**WORK REQUIRED**
In the data that follows, how many lines contain the word "about"? Give only that number.

**RECORDS FOR PROCESSING**
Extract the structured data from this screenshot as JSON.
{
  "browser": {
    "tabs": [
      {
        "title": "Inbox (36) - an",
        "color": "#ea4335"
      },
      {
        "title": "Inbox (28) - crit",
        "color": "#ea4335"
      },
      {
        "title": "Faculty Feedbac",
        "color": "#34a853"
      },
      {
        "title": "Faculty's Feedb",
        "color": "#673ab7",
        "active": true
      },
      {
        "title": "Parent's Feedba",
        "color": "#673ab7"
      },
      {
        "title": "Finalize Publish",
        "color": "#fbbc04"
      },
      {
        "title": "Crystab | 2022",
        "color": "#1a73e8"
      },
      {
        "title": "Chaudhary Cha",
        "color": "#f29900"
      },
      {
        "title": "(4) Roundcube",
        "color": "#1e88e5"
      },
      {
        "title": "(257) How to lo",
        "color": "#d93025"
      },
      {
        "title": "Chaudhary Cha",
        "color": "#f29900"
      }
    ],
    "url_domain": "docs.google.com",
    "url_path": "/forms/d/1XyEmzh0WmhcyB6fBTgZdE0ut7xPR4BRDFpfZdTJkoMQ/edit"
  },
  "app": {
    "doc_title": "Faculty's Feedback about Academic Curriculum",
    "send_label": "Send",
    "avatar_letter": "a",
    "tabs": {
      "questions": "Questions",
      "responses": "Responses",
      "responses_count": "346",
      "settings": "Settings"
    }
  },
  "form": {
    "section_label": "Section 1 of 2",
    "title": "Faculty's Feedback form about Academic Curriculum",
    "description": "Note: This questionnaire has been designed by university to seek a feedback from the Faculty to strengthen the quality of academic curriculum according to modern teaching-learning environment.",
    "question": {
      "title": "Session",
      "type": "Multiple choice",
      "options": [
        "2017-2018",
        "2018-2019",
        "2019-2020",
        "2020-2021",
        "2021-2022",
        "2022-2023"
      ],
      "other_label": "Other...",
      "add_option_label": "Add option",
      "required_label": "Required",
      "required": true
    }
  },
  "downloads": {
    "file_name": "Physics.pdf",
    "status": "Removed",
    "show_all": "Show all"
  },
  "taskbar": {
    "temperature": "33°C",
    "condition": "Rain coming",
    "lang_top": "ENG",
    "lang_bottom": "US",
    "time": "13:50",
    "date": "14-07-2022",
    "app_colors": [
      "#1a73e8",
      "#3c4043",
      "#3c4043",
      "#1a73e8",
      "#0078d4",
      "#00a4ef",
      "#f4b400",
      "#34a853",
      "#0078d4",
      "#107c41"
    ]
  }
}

**RESULT OF THE TASK**
2